Data provided
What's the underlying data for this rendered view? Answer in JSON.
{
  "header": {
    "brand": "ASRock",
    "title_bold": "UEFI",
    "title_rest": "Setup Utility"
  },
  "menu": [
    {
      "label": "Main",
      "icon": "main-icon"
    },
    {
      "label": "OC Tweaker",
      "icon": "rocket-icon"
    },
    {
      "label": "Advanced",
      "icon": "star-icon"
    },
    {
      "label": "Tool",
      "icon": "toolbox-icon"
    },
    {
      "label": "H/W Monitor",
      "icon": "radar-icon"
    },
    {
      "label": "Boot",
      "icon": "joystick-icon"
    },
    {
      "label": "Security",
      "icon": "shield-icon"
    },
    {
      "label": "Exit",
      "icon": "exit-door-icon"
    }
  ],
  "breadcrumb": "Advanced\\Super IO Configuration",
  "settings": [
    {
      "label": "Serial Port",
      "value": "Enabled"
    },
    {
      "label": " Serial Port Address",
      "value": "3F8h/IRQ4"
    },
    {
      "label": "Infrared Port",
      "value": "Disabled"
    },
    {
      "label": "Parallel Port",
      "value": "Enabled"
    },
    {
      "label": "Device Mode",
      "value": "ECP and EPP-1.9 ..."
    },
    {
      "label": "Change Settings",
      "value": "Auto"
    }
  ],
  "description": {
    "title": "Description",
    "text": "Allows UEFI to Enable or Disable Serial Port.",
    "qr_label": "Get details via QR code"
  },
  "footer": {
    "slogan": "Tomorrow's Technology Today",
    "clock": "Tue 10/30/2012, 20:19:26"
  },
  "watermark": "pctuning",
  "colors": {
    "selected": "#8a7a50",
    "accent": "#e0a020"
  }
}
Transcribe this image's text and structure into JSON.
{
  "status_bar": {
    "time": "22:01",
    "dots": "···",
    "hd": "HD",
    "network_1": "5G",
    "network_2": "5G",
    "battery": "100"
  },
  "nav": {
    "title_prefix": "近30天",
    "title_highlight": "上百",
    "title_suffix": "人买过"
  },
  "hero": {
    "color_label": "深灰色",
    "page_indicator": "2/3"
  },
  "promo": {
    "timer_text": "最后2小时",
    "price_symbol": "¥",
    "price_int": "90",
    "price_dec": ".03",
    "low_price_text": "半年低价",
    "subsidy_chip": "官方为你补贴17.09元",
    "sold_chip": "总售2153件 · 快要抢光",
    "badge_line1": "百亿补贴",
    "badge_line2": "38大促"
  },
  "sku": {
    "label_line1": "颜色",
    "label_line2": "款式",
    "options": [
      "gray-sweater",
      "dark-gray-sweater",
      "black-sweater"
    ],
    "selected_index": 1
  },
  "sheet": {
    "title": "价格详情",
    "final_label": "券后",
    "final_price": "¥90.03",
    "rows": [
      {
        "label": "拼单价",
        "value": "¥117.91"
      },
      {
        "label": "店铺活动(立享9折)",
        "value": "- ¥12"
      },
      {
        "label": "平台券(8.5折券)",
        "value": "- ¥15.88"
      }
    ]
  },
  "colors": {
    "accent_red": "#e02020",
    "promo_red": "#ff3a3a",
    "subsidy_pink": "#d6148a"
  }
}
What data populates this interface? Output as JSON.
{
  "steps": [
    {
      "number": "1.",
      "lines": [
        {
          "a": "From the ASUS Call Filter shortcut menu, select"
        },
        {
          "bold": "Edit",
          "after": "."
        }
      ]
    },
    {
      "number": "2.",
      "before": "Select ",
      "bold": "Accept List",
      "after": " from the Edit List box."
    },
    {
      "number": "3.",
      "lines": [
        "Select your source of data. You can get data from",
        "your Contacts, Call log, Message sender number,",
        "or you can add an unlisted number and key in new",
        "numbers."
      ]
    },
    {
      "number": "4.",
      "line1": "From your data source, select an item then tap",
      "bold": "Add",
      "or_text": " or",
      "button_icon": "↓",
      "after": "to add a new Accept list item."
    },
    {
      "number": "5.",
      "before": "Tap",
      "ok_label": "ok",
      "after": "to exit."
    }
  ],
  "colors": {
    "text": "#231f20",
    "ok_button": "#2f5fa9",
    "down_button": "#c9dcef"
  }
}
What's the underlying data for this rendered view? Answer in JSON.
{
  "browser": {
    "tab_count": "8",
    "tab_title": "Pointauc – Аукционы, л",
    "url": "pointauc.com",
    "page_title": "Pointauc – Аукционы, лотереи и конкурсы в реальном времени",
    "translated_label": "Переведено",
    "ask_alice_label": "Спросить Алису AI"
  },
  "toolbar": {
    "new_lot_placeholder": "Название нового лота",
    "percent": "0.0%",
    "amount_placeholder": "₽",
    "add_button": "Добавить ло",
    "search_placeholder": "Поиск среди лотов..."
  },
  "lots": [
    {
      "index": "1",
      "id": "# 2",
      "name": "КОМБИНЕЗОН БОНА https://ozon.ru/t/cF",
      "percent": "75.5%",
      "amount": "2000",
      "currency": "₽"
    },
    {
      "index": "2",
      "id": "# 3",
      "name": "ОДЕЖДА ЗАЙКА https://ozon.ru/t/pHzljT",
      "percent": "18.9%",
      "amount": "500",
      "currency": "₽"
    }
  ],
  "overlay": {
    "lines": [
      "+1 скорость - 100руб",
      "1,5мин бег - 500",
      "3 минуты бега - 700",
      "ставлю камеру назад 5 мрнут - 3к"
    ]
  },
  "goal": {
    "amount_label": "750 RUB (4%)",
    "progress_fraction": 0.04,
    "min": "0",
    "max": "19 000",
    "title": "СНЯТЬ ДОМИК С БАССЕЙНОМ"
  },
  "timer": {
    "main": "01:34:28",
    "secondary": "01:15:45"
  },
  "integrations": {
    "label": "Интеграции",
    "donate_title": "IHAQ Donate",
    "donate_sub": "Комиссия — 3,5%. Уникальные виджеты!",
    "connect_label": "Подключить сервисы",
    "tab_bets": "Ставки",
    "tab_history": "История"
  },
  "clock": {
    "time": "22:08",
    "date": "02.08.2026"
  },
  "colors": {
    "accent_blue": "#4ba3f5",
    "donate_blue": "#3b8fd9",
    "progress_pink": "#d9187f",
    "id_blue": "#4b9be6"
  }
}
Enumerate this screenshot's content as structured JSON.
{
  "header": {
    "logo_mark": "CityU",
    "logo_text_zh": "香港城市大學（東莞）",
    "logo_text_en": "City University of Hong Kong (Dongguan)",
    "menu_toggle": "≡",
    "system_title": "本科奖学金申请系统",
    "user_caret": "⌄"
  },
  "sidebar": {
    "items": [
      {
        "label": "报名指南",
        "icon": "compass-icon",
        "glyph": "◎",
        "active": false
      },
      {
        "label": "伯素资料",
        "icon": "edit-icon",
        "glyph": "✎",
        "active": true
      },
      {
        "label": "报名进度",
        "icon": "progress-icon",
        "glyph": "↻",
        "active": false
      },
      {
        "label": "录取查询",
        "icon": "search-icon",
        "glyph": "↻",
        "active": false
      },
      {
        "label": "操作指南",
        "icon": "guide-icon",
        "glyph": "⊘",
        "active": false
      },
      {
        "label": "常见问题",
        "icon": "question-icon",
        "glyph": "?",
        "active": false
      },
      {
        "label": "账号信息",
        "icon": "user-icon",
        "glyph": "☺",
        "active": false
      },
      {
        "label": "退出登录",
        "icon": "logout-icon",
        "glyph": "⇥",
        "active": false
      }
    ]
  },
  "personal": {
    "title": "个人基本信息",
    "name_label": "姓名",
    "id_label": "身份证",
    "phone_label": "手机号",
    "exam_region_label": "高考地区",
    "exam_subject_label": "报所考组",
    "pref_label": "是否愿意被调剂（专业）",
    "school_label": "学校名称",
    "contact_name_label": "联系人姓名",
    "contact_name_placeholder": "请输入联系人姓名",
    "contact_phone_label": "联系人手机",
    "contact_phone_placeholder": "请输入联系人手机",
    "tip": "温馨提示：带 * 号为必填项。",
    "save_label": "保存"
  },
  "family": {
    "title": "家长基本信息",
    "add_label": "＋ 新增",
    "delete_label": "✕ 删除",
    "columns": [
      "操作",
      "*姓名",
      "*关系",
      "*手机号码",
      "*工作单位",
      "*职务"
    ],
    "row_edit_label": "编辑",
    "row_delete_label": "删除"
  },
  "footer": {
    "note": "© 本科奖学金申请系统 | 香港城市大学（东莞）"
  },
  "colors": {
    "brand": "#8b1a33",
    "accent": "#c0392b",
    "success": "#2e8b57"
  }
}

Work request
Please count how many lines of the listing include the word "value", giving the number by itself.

Answer section
9